WORK REQUEST:
Which lines in the data below contain the word "года"? Copy each of them.

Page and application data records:
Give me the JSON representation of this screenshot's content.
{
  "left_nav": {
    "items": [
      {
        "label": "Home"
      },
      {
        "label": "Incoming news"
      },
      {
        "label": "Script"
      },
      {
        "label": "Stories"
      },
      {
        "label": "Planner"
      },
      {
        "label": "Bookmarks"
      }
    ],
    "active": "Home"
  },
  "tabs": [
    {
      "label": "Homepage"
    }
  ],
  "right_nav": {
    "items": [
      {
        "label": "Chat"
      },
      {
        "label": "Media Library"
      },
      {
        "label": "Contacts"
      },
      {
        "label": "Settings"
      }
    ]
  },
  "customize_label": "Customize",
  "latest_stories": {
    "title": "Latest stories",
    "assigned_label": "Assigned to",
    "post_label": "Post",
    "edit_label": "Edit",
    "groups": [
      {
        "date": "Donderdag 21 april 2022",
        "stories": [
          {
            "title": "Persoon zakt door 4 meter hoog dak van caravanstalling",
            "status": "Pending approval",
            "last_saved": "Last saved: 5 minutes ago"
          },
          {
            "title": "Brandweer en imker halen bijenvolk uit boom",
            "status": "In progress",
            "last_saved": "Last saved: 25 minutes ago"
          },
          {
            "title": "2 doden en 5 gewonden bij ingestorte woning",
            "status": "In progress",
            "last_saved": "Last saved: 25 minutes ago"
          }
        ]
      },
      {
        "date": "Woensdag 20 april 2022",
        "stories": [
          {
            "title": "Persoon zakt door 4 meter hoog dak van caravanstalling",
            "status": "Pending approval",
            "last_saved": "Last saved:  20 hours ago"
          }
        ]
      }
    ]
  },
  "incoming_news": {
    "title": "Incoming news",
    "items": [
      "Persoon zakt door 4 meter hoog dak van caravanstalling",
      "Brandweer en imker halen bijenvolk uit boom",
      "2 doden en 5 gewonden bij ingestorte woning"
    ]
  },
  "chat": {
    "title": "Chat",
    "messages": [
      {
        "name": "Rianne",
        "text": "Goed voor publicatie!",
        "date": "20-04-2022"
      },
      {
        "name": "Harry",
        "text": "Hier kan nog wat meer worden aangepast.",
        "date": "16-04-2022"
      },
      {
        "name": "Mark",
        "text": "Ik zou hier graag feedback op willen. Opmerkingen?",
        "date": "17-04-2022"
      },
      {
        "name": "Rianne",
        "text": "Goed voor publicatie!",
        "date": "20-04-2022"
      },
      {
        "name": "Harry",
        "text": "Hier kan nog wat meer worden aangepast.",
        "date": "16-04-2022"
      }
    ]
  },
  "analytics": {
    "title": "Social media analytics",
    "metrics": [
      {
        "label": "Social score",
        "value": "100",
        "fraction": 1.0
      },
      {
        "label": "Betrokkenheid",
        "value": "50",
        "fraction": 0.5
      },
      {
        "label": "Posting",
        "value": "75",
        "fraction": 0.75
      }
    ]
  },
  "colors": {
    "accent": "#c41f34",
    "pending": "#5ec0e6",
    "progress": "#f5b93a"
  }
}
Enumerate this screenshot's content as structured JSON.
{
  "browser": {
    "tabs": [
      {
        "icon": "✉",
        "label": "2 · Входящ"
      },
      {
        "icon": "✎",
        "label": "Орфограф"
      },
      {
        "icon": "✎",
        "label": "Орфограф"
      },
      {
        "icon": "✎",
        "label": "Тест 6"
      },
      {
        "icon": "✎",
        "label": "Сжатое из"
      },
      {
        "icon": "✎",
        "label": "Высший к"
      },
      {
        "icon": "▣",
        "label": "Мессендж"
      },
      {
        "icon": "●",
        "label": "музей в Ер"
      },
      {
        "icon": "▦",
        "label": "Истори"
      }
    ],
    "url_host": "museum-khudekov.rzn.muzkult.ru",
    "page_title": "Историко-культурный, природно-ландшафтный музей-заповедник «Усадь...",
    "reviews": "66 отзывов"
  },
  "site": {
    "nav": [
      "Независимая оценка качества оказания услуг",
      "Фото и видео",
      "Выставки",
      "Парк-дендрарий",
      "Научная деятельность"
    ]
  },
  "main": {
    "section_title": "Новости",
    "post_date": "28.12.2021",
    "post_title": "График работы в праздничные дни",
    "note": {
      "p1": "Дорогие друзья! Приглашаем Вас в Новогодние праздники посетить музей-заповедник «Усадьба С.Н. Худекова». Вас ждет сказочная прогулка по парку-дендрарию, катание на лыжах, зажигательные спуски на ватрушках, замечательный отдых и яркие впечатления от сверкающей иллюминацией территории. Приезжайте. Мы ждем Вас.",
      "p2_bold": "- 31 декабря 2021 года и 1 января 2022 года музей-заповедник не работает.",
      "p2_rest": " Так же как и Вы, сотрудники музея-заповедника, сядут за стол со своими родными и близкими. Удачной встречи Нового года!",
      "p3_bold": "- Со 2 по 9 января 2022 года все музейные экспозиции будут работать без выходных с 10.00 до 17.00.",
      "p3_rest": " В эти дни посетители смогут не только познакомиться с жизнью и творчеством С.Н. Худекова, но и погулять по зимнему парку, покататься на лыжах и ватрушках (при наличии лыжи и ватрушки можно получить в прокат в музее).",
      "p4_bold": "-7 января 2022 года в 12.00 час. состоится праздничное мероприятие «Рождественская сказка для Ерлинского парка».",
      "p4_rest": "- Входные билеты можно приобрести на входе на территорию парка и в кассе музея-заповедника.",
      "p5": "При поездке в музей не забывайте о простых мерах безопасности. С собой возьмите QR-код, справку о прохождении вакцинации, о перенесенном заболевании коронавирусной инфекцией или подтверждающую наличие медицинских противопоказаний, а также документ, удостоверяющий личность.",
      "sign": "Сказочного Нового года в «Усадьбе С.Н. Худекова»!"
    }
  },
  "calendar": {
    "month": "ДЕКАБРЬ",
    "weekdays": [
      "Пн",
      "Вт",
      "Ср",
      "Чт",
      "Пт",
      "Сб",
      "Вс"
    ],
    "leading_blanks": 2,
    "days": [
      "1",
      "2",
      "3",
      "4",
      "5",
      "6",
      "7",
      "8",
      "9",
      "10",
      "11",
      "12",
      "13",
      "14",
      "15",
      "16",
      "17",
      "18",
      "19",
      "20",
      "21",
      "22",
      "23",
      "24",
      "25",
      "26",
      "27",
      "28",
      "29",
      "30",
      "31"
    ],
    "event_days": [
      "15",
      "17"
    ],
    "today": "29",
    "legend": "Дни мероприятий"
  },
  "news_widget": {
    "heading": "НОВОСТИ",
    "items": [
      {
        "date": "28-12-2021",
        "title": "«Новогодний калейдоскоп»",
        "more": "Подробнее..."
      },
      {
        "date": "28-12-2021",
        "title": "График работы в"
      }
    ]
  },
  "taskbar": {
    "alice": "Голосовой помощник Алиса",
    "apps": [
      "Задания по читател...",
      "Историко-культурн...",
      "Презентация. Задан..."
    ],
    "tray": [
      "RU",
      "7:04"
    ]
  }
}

RESULT:
      "p2_bold": "- 31 декабря 2021 года и 1 января 2022 года музей-заповедник не работает.",
      "p2_rest": " Так же как и Вы, сотрудники музея-заповедника, сядут за стол со своими родными и близкими. Удачной встречи Нового года!",
      "p3_bold": "- Со 2 по 9 января 2022 года все музейные экспозиции будут работать без выходных с 10.00 до 17.00.",
      "p4_bold": "-7 января 2022 года в 12.00 час. состоится праздничное мероприятие «Рождественская сказка для Ерлинского парка».",
      "sign": "Сказочного Нового года в «Усадьбе С.Н. Худекова»!"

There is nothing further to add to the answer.